But one Winnipeg sex-trade worker said challenges facing prostitutes aren't just constitutional.
"The biggest issue for sex workers like myself is the social stigma attached to the job, and not having insurance in case I get sick or hurt," said the woman who spoke anonymously to the Free Press.
The woman considers herself a "independent service provider" and said steps to get rid of anonymous phone numbers and apps that generate fake phone numbers would help escorts immensely.
"Independent service providers rely on phone numbers that can be traced so there is accountability. We also use references from other providers."
The woman suggested having a "bad date" phone line or info board to facilitate communication between sex-trade workers as well.
"Any new laws need to pay attention to those that are in the trade that are vulnerable," said Karen Peto, the chairwoman of the board at the YWCA Westman Women's Shelter. "In the past, the law has treated the prostitutes obviously more harshly than the clients."

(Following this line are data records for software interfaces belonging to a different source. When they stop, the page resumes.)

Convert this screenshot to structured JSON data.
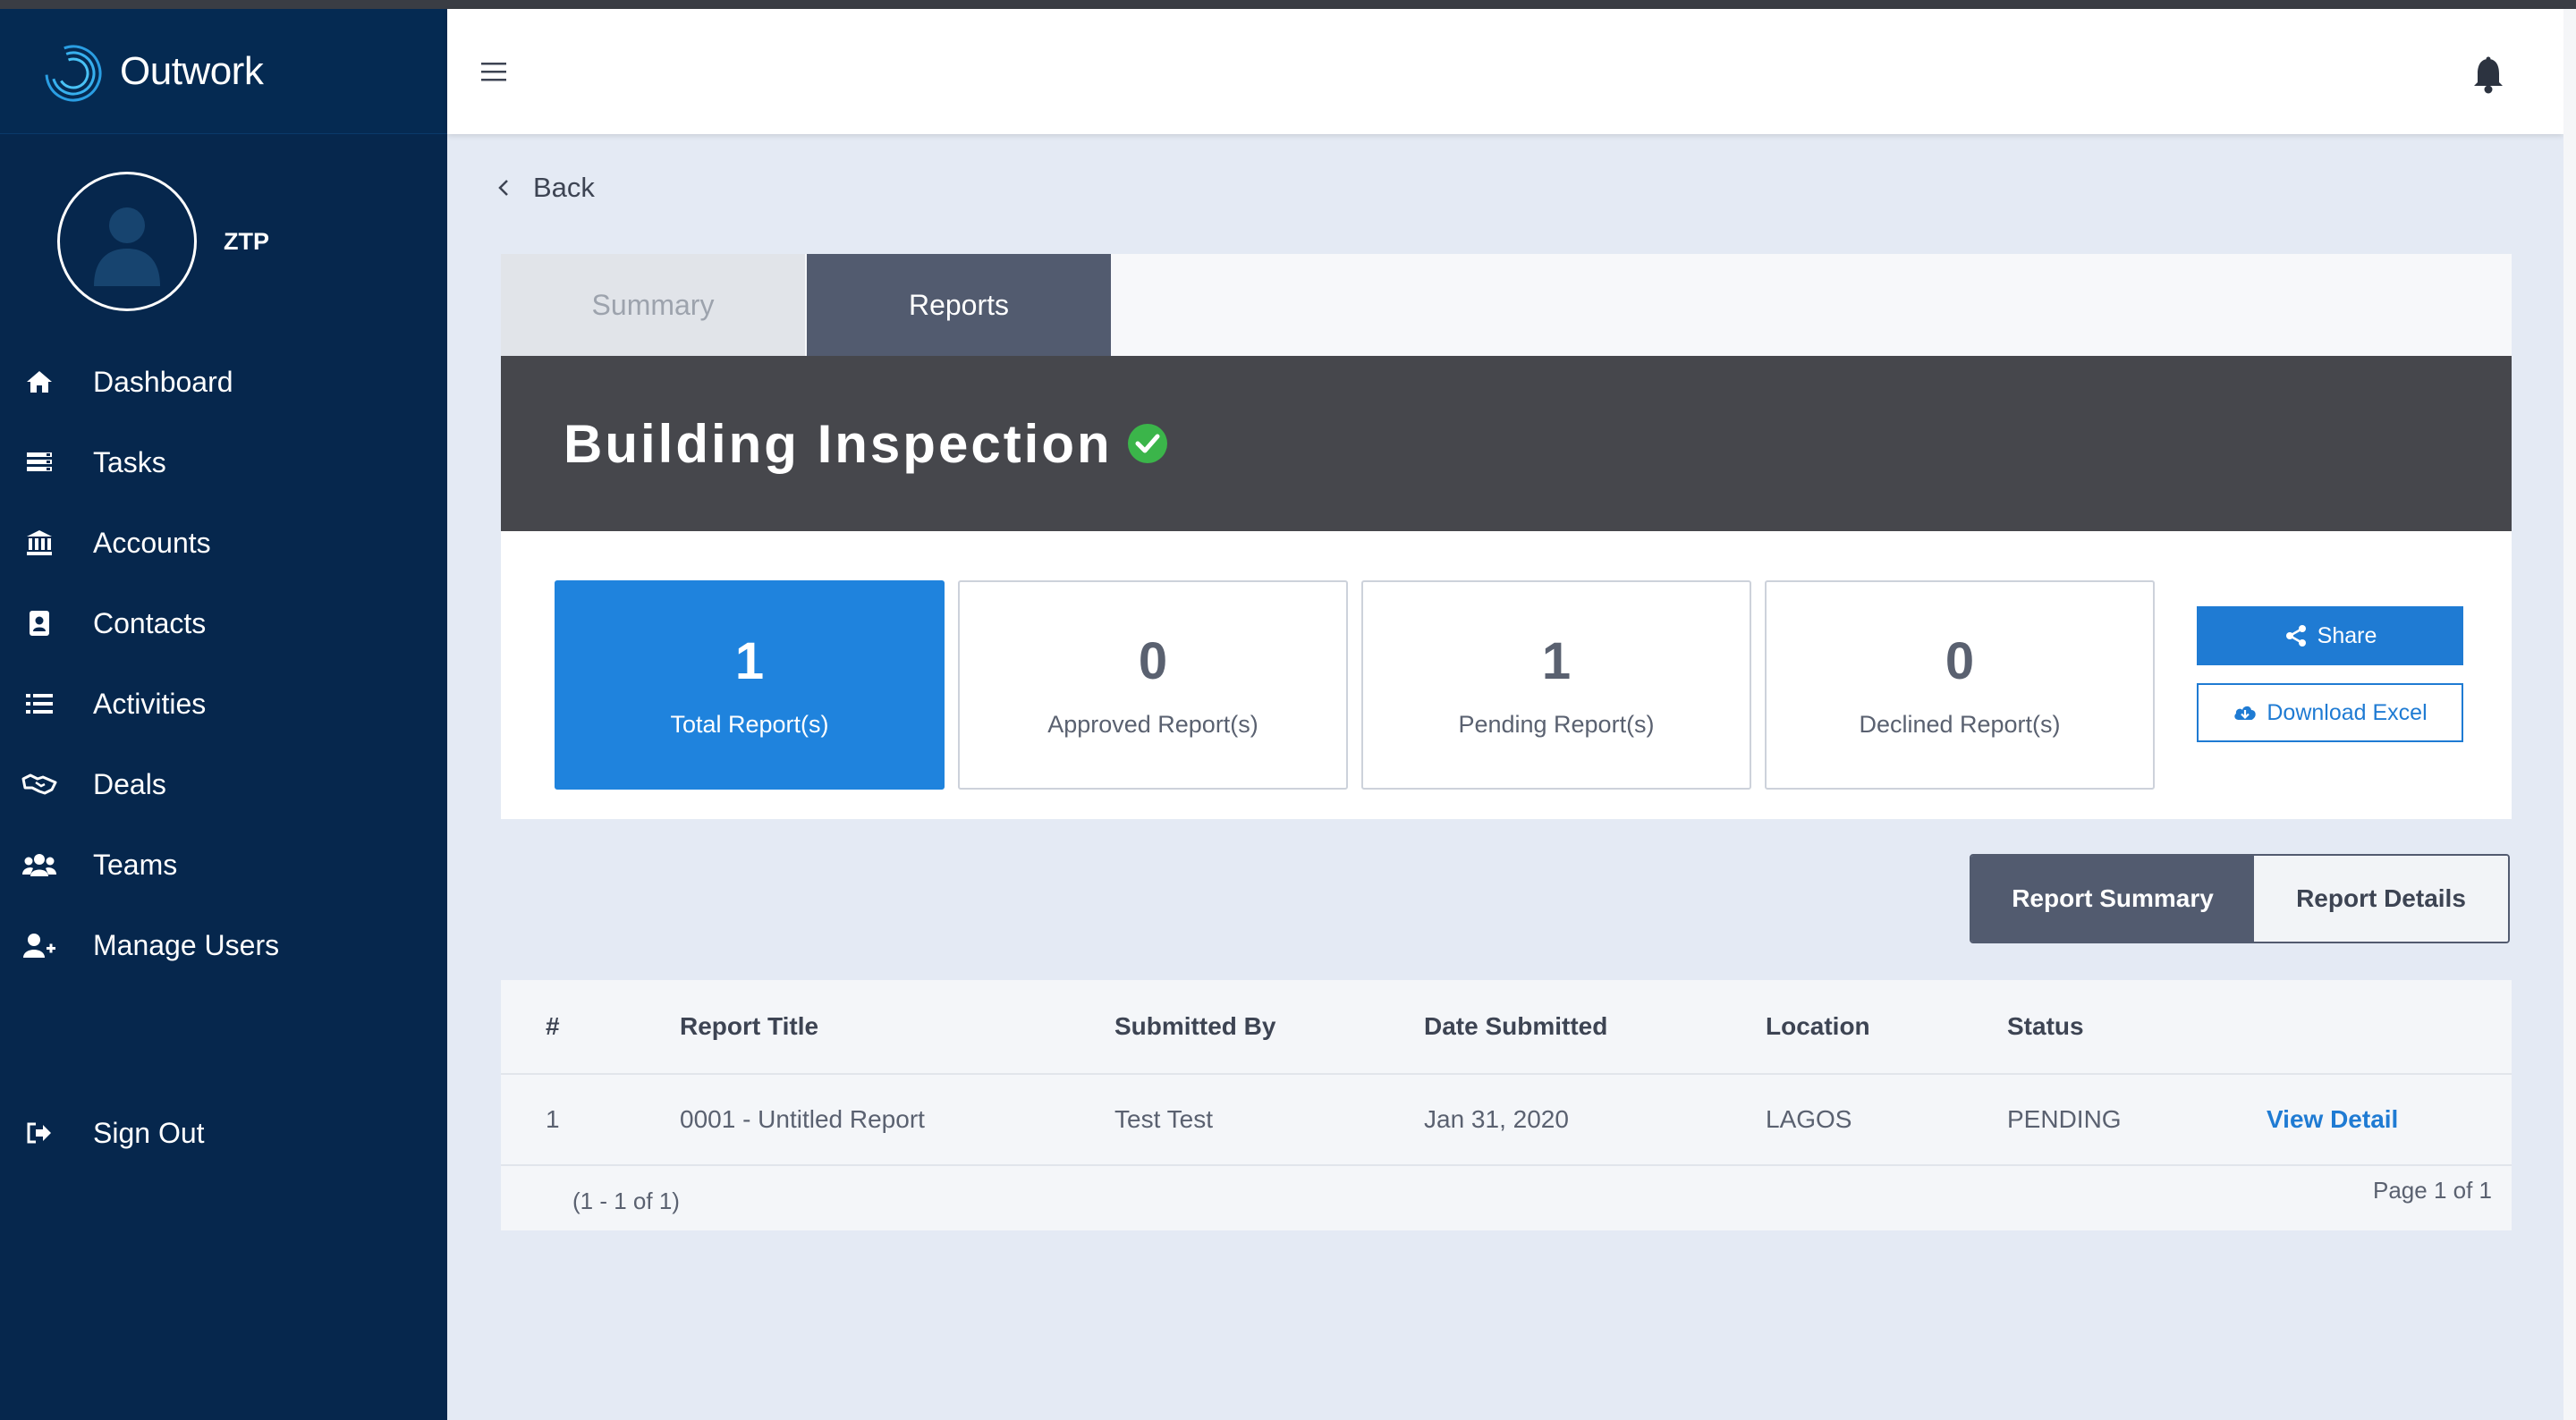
{
  "app": {
    "name": "Outwork",
    "user": "ZTP"
  },
  "sidebar": {
    "items": [
      {
        "label": "Dashboard",
        "icon": "home-icon"
      },
      {
        "label": "Tasks",
        "icon": "tasks-icon"
      },
      {
        "label": "Accounts",
        "icon": "bank-icon"
      },
      {
        "label": "Contacts",
        "icon": "contact-book-icon"
      },
      {
        "label": "Activities",
        "icon": "list-icon"
      },
      {
        "label": "Deals",
        "icon": "handshake-icon"
      },
      {
        "label": "Teams",
        "icon": "users-icon"
      },
      {
        "label": "Manage Users",
        "icon": "user-plus-icon"
      }
    ],
    "signout": {
      "label": "Sign Out",
      "icon": "sign-out-icon"
    }
  },
  "header": {
    "menu_icon": "hamburger-icon",
    "notification_icon": "bell-icon"
  },
  "back_label": "Back",
  "tabs": {
    "summary": "Summary",
    "reports": "Reports",
    "active": "Reports"
  },
  "banner": {
    "title": "Building Inspection",
    "verified_icon": "check-circle-icon"
  },
  "stats": [
    {
      "value": "1",
      "label": "Total Report(s)",
      "active": true
    },
    {
      "value": "0",
      "label": "Approved Report(s)",
      "active": false
    },
    {
      "value": "1",
      "label": "Pending Report(s)",
      "active": false
    },
    {
      "value": "0",
      "label": "Declined Report(s)",
      "active": false
    }
  ],
  "actions": {
    "share": "Share",
    "download": "Download Excel"
  },
  "view_toggle": {
    "summary": "Report Summary",
    "details": "Report Details",
    "active": "Report Summary"
  },
  "table": {
    "columns": [
      "#",
      "Report Title",
      "Submitted By",
      "Date Submitted",
      "Location",
      "Status"
    ],
    "rows": [
      {
        "num": "1",
        "title": "0001 - Untitled Report",
        "submitted_by": "Test Test",
        "date": "Jan 31, 2020",
        "location": "LAGOS",
        "status": "PENDING",
        "action": "View Detail"
      }
    ],
    "range": "(1 - 1 of 1)",
    "pagination": "Page 1 of 1"
  },
  "colors": {
    "sidebar_bg": "#06274d",
    "accent": "#1f83dd",
    "tab_active": "#525b6f",
    "banner_bg": "#46474c",
    "success": "#3bb54a"
  }
}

Peto said Parliament needs to consider the diversity of sex-trade workers' situations when making new laws.
"Although the people that brought up the case may feel very in charge of their lives, I think there's lots of people in the trade that aren't there of their own free will or might have addictions," said Peto.
Tammy Reimer, manager of Sage House, a drop-in centre for women who work in the sex trade, was pleased with the Supreme Court's decision.
"We were happy to see this; this is a really good step and this is a step in the right direction... We recognize that nothing has changed today. It'll be a year to hopefully come together to evolve," said Reimer.
"It feels like a long time coming for us and there's so much more to this than just these laws. There's more in this system that needs to change," she added.
The anonymous sex-trade worker hopes the ruling by the Supreme Court reflects shifting social values.
"If (you) really think about it, sex workers are like anybody else. Any law that helps the general population against human trafficking, youth exploitation and violent crimes would in turn help sex workers."